Data records –
########

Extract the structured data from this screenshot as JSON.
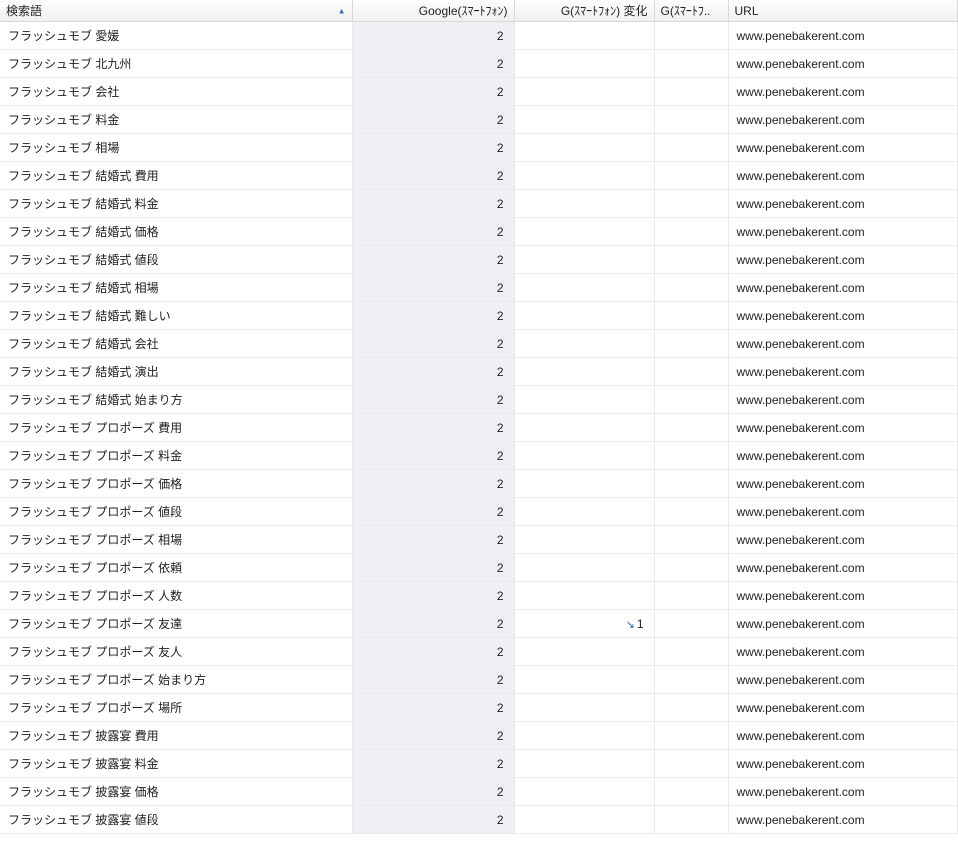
{
  "columns": {
    "term": "検索語",
    "g": "Google(ｽﾏｰﾄﾌｫﾝ)",
    "chg": "G(ｽﾏｰﾄﾌｫﾝ) 変化",
    "chg2": "G(ｽﾏｰﾄﾌ..",
    "url": "URL"
  },
  "sort_indicator": "▲",
  "change_down_icon": "↘",
  "rows": [
    {
      "term": "フラッシュモブ 愛媛",
      "rank": "2",
      "chg": "",
      "url": "www.penebakerent.com"
    },
    {
      "term": "フラッシュモブ 北九州",
      "rank": "2",
      "chg": "",
      "url": "www.penebakerent.com"
    },
    {
      "term": "フラッシュモブ 会社",
      "rank": "2",
      "chg": "",
      "url": "www.penebakerent.com"
    },
    {
      "term": "フラッシュモブ 料金",
      "rank": "2",
      "chg": "",
      "url": "www.penebakerent.com"
    },
    {
      "term": "フラッシュモブ 相場",
      "rank": "2",
      "chg": "",
      "url": "www.penebakerent.com"
    },
    {
      "term": "フラッシュモブ 結婚式 費用",
      "rank": "2",
      "chg": "",
      "url": "www.penebakerent.com"
    },
    {
      "term": "フラッシュモブ 結婚式 料金",
      "rank": "2",
      "chg": "",
      "url": "www.penebakerent.com"
    },
    {
      "term": "フラッシュモブ 結婚式 価格",
      "rank": "2",
      "chg": "",
      "url": "www.penebakerent.com"
    },
    {
      "term": "フラッシュモブ 結婚式 値段",
      "rank": "2",
      "chg": "",
      "url": "www.penebakerent.com"
    },
    {
      "term": "フラッシュモブ 結婚式 相場",
      "rank": "2",
      "chg": "",
      "url": "www.penebakerent.com"
    },
    {
      "term": "フラッシュモブ 結婚式 難しい",
      "rank": "2",
      "chg": "",
      "url": "www.penebakerent.com"
    },
    {
      "term": "フラッシュモブ 結婚式 会社",
      "rank": "2",
      "chg": "",
      "url": "www.penebakerent.com"
    },
    {
      "term": "フラッシュモブ 結婚式 演出",
      "rank": "2",
      "chg": "",
      "url": "www.penebakerent.com"
    },
    {
      "term": "フラッシュモブ 結婚式 始まり方",
      "rank": "2",
      "chg": "",
      "url": "www.penebakerent.com"
    },
    {
      "term": "フラッシュモブ プロポーズ 費用",
      "rank": "2",
      "chg": "",
      "url": "www.penebakerent.com"
    },
    {
      "term": "フラッシュモブ プロポーズ 料金",
      "rank": "2",
      "chg": "",
      "url": "www.penebakerent.com"
    },
    {
      "term": "フラッシュモブ プロポーズ 価格",
      "rank": "2",
      "chg": "",
      "url": "www.penebakerent.com"
    },
    {
      "term": "フラッシュモブ プロポーズ 値段",
      "rank": "2",
      "chg": "",
      "url": "www.penebakerent.com"
    },
    {
      "term": "フラッシュモブ プロポーズ 相場",
      "rank": "2",
      "chg": "",
      "url": "www.penebakerent.com"
    },
    {
      "term": "フラッシュモブ プロポーズ 依頼",
      "rank": "2",
      "chg": "",
      "url": "www.penebakerent.com"
    },
    {
      "term": "フラッシュモブ プロポーズ 人数",
      "rank": "2",
      "chg": "",
      "url": "www.penebakerent.com"
    },
    {
      "term": "フラッシュモブ プロポーズ 友達",
      "rank": "2",
      "chg": "1",
      "url": "www.penebakerent.com"
    },
    {
      "term": "フラッシュモブ プロポーズ 友人",
      "rank": "2",
      "chg": "",
      "url": "www.penebakerent.com"
    },
    {
      "term": "フラッシュモブ プロポーズ 始まり方",
      "rank": "2",
      "chg": "",
      "url": "www.penebakerent.com"
    },
    {
      "term": "フラッシュモブ プロポーズ 場所",
      "rank": "2",
      "chg": "",
      "url": "www.penebakerent.com"
    },
    {
      "term": "フラッシュモブ 披露宴 費用",
      "rank": "2",
      "chg": "",
      "url": "www.penebakerent.com"
    },
    {
      "term": "フラッシュモブ 披露宴 料金",
      "rank": "2",
      "chg": "",
      "url": "www.penebakerent.com"
    },
    {
      "term": "フラッシュモブ 披露宴 価格",
      "rank": "2",
      "chg": "",
      "url": "www.penebakerent.com"
    },
    {
      "term": "フラッシュモブ 披露宴 値段",
      "rank": "2",
      "chg": "",
      "url": "www.penebakerent.com"
    }
  ]
}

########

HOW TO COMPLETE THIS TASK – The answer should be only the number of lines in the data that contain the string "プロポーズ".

ANSWER FOR THE TASK – 11